_Task_
Lines with the word "JSON" in them must be copied from the records below.

Dataset rows for apps and sites:
****************

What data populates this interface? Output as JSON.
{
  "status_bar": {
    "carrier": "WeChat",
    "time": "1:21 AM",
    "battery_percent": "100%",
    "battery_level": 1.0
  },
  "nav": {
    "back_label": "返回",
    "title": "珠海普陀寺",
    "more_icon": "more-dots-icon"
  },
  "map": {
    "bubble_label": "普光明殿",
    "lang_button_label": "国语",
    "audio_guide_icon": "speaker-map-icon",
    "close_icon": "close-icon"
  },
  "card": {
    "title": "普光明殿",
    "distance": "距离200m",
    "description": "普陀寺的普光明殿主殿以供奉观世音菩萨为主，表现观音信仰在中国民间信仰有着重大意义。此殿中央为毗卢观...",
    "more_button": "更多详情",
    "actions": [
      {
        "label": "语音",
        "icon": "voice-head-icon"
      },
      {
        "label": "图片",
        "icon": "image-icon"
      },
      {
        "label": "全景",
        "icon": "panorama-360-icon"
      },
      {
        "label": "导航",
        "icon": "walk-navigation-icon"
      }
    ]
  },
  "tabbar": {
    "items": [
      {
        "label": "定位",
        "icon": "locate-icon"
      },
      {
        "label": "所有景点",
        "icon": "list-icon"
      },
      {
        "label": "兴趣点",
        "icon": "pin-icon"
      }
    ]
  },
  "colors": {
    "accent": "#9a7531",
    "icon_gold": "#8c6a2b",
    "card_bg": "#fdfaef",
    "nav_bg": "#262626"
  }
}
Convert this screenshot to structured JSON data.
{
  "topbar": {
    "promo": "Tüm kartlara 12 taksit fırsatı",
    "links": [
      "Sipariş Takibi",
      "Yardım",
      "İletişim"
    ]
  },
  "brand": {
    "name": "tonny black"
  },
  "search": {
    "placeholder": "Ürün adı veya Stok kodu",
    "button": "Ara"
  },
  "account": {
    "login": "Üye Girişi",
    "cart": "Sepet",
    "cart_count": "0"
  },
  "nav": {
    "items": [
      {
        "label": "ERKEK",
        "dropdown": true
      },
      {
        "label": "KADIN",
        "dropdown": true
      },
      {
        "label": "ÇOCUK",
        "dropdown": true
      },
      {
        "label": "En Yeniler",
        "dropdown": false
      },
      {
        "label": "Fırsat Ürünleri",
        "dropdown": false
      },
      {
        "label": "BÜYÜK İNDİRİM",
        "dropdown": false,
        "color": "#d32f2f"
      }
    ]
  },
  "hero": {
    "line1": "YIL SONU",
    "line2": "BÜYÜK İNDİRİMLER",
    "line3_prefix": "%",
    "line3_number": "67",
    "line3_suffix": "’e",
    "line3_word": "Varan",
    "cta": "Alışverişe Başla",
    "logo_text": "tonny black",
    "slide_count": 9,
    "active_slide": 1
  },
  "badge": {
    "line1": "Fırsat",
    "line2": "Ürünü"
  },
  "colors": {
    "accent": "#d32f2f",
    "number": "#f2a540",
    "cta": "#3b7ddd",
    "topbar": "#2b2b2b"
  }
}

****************

_Response box_
What data populates this interface? Output as JSON.
Convert this screenshot to structured JSON data.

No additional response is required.